Review by Susie; Product provided for review by Baffin
Santa came early for this cold footed Maine girl. And his last name is Baffin. In his sleigh were the Kiki Womens, one of Baffin’s more casual, lifestyle boots. When I first set eyes on the Kiki Womens on Baffin’s website, I was very interested in them as I spend a lot of time outside with my daughter in the winter and often spend my work day walking between two schools regardless of the weather. Finding a winter boot that doesn’t leave me with ice cubes for toes while still being stylish for wearing to work has been a challenge. Often I’m stuck with a stylish boot that requires me to wear really heavy sock to keep warm and, even then, they aren’t typically up to the job of keeping up with a toddler.
The Baffin Kiki Womens, however, seems to be a potential solution to my winter footwear woes. With a temperature rating of -40C/-40F, they are designed to handle the coldest temperatures that I would need to handle in New England. They get their warmth from a “removable, multi-layer inner boot system”. The base of the boot is made from an “arctic rubber shell, EVA midsole, [and] polar rubber outsole” and is topped off with a “waterproof suede leather upper.” When I checked out the tread, it seems more than capable of tackling the elements for most everyday adventures; not too aggressive, yet you won’t find yourself skidding around. To add a bit of fun, Baffin added a few decorative white flowers to the tread pattern.
As for the stylish side of the Kiki, the side features a “side lace and loop fastening system” that I would consider to be a toggle closure. Initially, I was skeptical about it because it seemed to be an easy way to lose heat. Now that I’ve worn them, I have come to appreciate the toggle closure as it allows the calf portion to stretch to my leg. A common complaint for any higher boots is the calf size, so this was a welcome change.
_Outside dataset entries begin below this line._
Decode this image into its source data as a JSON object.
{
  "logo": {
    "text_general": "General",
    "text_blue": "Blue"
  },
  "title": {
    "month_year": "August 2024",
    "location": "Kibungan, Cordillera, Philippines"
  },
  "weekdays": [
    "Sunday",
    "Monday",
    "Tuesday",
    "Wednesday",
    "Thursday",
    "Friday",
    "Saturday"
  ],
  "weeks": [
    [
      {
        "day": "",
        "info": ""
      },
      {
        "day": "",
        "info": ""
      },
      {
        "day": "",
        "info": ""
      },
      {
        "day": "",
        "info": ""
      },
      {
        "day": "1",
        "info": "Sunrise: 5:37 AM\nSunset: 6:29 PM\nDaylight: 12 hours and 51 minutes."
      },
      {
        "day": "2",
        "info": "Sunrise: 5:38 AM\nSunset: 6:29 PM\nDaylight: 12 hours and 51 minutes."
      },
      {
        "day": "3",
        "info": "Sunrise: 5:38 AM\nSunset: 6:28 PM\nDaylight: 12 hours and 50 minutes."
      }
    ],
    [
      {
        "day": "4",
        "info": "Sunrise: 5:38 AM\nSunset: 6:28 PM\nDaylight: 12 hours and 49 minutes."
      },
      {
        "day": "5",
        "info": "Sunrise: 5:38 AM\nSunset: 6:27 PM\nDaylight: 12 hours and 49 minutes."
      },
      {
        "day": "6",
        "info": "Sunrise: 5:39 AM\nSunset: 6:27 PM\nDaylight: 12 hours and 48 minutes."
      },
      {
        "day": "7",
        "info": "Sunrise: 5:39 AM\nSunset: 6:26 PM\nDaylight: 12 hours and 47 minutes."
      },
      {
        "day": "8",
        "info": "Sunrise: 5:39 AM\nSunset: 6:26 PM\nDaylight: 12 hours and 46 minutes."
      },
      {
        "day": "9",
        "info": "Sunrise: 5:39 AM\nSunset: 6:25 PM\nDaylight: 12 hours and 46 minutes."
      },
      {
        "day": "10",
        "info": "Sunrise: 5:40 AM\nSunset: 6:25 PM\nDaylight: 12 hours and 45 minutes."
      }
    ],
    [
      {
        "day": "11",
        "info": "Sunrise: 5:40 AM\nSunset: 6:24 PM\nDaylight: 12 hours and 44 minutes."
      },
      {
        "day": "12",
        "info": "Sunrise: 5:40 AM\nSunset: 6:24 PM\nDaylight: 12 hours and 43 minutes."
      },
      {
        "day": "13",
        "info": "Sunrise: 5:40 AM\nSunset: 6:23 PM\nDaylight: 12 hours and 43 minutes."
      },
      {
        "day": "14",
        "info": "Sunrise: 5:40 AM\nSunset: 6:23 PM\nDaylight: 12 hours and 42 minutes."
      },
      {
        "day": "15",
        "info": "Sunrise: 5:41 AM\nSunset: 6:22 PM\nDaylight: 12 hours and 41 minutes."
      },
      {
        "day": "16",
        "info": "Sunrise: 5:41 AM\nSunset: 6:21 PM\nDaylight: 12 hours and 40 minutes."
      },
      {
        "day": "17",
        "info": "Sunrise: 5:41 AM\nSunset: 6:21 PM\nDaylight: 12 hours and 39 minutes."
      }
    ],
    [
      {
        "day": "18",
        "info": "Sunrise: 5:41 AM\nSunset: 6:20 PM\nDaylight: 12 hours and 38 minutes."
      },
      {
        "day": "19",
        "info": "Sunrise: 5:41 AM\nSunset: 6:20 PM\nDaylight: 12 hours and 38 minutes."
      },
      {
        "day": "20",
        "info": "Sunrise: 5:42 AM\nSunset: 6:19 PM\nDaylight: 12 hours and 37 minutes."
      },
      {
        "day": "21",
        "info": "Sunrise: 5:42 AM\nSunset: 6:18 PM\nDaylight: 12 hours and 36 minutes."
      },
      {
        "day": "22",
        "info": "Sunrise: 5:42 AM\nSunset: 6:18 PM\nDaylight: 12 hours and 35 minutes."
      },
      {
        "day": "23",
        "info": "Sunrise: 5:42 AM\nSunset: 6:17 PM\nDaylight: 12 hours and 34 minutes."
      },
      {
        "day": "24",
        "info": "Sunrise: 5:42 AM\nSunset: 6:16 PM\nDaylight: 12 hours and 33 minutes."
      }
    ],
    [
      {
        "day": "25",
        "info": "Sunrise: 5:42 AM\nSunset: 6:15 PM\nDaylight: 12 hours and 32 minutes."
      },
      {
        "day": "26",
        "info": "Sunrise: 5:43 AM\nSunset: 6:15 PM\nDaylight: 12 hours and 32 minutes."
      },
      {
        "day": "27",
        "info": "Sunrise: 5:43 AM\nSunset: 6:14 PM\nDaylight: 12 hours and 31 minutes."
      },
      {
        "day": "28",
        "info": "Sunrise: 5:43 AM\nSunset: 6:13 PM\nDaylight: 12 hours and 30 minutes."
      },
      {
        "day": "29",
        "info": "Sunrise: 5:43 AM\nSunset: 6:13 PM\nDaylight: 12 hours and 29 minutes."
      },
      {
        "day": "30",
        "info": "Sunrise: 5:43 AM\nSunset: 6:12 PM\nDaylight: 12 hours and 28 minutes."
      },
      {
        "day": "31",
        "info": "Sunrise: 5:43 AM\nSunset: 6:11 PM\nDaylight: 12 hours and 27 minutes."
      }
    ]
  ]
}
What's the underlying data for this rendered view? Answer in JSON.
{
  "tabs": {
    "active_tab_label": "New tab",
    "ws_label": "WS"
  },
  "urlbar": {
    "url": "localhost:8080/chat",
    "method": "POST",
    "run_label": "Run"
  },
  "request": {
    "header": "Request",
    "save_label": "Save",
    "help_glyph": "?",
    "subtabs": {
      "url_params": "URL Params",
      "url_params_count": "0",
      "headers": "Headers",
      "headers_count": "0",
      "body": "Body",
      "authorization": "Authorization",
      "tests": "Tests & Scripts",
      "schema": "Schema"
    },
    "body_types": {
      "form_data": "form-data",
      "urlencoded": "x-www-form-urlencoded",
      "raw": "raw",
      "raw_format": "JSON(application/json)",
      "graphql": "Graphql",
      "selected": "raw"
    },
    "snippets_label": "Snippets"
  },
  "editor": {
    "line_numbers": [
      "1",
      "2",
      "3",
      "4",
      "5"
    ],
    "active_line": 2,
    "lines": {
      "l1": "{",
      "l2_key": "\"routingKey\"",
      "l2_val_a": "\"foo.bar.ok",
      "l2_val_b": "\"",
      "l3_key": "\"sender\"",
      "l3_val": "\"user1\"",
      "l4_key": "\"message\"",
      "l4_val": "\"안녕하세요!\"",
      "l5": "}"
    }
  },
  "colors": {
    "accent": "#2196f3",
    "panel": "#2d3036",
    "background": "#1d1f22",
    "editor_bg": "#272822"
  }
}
I didn’t notice any tightness at all and I don’t exactly have petite legs. As for my warmth concerns, the inner lining actually prevents that from happening as the split is more towards the front (as shown in the photo). To top it all off, the Kiki also boasts a faux-fur collar and side piece that reminds me of other boots in the stylish (yet not all that warm) realm.
I have had the Kiki in hand for less than a week and, of course, the temperatures this week have been warmer than last. I did manage to wear them to work on Tuesday so that I could test the fit for hot spots and figure out if I could drive in them. I normally wear anything from a women’s size 8 all the way to a 9 depending on the manufacturer, so I find that ordering by European sizing often leads me to a better fit. I asked Baffin to send along a 39EU, which resulted in a size 9 based on their charts, and I dare say that was the right size for me. Anything smaller likely would have been too tight. As it was, I’m not sure if I would be able to wear anything like a heavy sock and still have them fit. Of course, with a boot rated to -40 degrees, I highly doubt that I would ever need to wear heavy socks anyways! As for the driving component, I was able to safely drive my Subaru around without any problems. I was concerned that the width of the boot in combination with the heavy insulation would prove to be too cumbersome. The only change was that I needed to push down on the pedals a bit more than I was used to and therefore was going a bit under the speed limit at first.
Going forward, I’m especially interested in how easy the Baffin Kiki Womens are to wear on a regular basis. These boots are heavy! But they need to be in order to keep the wearer’s feet warm at such extreme temperatures. Will that extra weight become a nuisance in the end and send me back to the boots I wore last winter? Or will the other benefits out weigh my new leg training routine? It’s hard to tell at this point. Now I’m anxiously waiting for Mother Nature to work her magic and turn Maine into a pretty winter wonderland so I can really put the Baffin Kiki Womens to the test. Be sure to check back here on 4AllOutdoors.org in order to see how they fair. And, if you struggle finding a functional yet stylish winter boot, you just might want to ask Santa to bring you a pair. They seem pretty awesome so far!